(Entries taken from a collection)
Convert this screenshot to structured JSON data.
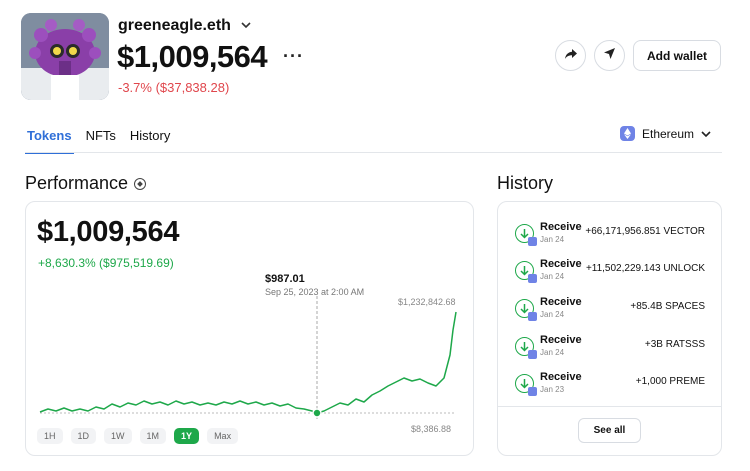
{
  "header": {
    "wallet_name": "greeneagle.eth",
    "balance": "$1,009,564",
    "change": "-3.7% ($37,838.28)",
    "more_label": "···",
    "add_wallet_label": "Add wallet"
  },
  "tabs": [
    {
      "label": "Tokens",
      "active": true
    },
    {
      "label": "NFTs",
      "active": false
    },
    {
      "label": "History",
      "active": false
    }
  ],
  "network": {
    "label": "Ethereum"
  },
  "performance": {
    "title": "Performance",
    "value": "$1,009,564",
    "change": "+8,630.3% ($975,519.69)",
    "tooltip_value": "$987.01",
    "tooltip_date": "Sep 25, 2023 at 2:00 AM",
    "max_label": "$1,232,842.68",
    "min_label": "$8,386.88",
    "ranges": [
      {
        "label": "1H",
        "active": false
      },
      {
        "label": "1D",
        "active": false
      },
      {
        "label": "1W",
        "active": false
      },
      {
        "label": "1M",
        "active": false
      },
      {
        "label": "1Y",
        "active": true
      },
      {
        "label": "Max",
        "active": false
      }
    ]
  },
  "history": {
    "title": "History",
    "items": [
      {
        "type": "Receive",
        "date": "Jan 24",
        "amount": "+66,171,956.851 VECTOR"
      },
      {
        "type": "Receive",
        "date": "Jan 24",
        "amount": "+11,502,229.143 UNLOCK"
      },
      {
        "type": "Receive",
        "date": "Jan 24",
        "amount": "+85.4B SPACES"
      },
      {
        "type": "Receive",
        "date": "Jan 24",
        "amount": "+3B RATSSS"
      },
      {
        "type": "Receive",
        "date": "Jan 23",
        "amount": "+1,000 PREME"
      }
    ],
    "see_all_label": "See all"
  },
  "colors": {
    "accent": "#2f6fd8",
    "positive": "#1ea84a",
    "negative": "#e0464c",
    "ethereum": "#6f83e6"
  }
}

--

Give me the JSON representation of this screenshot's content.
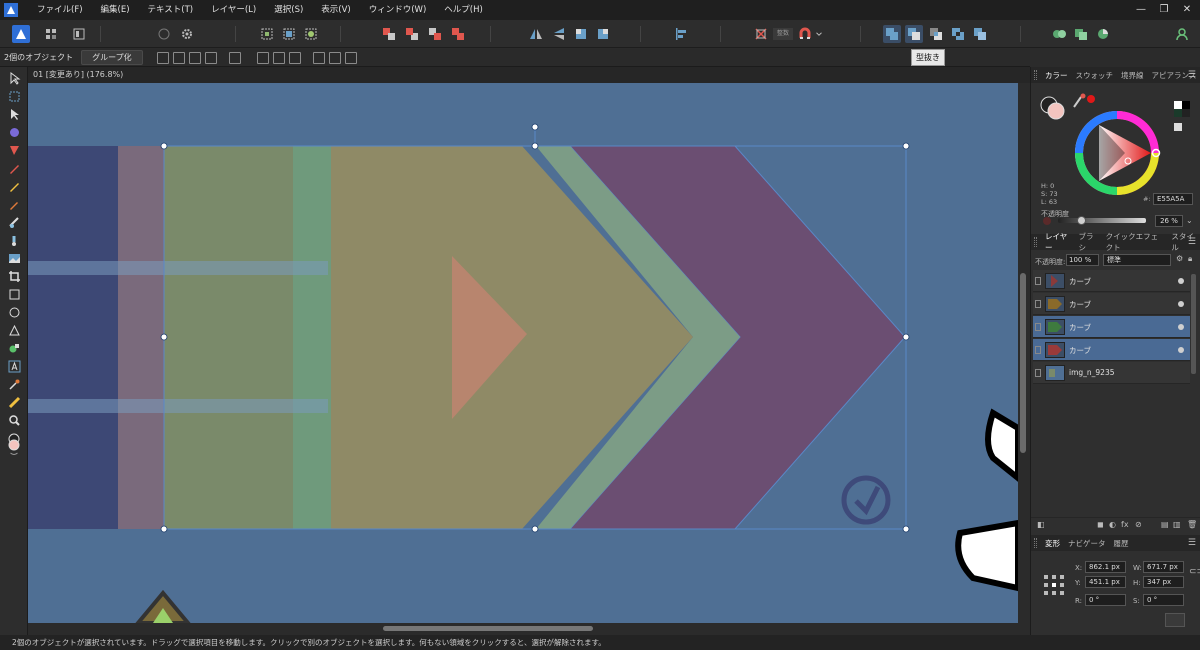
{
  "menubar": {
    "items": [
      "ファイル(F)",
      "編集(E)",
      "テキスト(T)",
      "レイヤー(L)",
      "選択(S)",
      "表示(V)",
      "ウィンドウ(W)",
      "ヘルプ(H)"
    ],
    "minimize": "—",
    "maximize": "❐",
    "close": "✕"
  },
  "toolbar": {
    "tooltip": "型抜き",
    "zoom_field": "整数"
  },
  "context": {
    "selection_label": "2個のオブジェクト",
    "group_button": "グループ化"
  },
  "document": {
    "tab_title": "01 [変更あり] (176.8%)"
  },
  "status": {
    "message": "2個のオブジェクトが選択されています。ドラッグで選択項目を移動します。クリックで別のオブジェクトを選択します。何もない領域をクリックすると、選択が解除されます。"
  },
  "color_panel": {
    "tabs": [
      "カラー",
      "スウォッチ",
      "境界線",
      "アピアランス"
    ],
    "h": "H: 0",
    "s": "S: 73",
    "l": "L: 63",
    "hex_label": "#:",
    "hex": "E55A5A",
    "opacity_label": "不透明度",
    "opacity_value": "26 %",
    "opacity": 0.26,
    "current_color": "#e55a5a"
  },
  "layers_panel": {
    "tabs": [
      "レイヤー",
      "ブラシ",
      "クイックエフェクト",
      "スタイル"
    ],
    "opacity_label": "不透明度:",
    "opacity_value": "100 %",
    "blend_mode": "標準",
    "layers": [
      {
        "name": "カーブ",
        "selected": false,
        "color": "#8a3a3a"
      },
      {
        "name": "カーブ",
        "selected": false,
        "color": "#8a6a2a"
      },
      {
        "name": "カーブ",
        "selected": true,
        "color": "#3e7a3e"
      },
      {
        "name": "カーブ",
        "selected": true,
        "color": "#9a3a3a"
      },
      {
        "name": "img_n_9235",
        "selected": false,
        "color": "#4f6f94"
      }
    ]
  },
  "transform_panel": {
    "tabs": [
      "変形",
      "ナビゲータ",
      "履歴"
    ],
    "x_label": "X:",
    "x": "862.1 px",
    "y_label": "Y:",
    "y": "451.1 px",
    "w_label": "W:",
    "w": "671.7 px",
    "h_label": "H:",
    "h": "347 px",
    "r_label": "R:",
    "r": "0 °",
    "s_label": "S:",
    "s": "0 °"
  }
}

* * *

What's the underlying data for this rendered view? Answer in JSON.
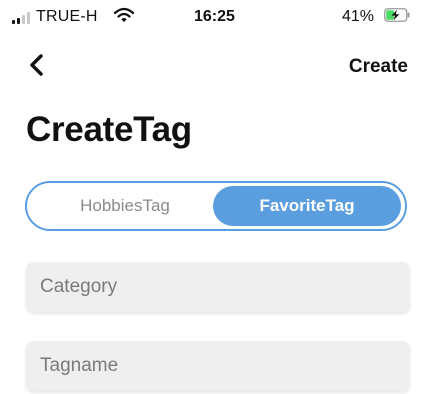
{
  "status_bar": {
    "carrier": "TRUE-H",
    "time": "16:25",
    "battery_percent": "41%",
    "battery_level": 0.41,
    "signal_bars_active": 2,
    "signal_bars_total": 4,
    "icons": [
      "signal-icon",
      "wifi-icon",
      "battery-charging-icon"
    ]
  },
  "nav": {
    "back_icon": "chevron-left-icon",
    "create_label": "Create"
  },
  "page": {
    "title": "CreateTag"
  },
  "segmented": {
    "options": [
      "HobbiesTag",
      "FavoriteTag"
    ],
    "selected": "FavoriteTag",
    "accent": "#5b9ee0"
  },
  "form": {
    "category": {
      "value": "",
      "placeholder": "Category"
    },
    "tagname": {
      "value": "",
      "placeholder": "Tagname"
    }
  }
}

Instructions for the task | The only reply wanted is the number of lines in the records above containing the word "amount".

Reply to the exercise | 5